Data about app and page elements:
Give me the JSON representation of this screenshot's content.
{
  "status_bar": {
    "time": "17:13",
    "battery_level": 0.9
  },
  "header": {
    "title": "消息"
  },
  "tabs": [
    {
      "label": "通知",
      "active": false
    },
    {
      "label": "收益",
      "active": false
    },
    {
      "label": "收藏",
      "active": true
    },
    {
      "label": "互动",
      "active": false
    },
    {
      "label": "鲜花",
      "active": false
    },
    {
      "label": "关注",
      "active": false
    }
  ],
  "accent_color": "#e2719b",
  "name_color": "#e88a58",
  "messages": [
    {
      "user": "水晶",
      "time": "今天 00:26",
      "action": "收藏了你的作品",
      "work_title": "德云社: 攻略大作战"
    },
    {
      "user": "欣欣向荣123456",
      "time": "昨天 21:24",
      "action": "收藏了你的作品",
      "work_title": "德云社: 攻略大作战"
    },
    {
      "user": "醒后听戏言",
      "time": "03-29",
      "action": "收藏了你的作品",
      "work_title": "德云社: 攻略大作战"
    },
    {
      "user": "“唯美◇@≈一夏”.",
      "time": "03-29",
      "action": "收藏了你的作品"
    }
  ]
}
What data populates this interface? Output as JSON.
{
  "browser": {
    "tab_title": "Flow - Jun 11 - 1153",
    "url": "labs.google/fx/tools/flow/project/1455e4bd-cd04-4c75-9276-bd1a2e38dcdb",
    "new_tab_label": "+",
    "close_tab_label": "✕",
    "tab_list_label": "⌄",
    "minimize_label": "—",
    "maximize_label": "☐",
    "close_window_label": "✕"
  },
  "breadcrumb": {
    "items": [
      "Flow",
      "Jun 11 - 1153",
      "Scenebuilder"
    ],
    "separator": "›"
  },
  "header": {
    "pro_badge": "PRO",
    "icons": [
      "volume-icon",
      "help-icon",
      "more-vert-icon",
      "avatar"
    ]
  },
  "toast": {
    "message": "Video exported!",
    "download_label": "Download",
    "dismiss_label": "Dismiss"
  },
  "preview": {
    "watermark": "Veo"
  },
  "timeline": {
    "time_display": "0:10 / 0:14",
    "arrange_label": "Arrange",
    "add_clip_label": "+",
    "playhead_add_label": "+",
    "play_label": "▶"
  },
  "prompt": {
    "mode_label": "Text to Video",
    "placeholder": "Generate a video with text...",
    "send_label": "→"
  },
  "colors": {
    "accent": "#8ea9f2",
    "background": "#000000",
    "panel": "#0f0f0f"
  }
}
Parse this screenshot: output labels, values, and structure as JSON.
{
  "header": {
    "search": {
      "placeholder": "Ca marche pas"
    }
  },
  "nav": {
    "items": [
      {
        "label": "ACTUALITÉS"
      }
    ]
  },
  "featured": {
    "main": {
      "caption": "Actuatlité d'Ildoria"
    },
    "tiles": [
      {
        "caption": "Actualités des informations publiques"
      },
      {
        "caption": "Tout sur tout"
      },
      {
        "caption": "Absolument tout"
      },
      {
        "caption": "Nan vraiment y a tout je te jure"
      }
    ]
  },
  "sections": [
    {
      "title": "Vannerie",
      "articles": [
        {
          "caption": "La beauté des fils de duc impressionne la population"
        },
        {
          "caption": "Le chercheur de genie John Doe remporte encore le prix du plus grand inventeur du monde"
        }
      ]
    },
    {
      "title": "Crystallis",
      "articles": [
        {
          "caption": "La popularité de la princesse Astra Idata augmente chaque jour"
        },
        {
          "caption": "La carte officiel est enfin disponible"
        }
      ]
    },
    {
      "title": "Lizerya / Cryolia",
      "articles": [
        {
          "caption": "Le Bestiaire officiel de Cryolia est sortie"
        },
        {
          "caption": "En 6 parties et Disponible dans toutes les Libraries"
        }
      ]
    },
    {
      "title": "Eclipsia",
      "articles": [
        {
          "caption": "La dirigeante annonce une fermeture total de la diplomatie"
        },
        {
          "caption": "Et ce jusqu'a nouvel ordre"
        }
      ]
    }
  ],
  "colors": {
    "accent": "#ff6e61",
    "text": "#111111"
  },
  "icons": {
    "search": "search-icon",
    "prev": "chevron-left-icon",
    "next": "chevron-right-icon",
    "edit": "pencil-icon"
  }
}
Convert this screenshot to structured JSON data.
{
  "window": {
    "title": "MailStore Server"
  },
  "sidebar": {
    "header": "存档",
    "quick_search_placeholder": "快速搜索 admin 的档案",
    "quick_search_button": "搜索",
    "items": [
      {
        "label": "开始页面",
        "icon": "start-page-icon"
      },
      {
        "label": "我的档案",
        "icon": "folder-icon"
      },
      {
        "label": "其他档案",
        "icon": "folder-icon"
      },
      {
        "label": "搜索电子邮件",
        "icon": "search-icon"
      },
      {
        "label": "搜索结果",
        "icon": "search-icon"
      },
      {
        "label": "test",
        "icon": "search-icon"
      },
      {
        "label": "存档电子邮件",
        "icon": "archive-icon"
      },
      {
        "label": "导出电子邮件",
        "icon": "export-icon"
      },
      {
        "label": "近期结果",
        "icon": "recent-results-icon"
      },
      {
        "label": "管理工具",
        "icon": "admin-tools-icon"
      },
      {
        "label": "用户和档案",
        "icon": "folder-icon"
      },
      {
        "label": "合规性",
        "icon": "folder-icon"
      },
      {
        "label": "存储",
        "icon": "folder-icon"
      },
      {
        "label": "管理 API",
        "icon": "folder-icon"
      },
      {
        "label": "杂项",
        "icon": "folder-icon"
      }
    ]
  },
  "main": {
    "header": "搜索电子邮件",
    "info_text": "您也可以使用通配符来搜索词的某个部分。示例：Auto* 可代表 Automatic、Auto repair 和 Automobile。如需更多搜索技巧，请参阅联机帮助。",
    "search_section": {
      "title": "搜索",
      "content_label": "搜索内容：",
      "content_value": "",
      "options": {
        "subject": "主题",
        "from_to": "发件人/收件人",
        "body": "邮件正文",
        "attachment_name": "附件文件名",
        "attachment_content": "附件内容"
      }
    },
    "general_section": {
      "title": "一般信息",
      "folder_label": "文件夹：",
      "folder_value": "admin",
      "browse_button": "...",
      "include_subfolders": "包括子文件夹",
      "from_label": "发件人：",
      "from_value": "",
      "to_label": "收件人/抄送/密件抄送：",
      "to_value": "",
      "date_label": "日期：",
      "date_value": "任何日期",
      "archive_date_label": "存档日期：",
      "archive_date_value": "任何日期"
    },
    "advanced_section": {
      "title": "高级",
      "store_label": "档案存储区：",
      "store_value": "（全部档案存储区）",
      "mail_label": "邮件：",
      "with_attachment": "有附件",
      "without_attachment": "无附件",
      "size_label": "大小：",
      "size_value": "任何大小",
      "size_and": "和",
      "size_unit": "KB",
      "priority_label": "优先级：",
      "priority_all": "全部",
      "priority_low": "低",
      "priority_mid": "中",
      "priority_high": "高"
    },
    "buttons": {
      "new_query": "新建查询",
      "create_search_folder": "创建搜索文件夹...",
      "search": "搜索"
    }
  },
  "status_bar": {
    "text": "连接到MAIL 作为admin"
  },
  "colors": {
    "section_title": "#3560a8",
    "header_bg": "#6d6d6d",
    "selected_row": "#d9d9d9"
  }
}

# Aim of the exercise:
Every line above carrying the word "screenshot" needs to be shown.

# Response:
Give me the JSON representation of this screenshot's content.
Parse this screenshot: output labels, values, and structure as JSON.
Convert this screenshot to structured JSON data.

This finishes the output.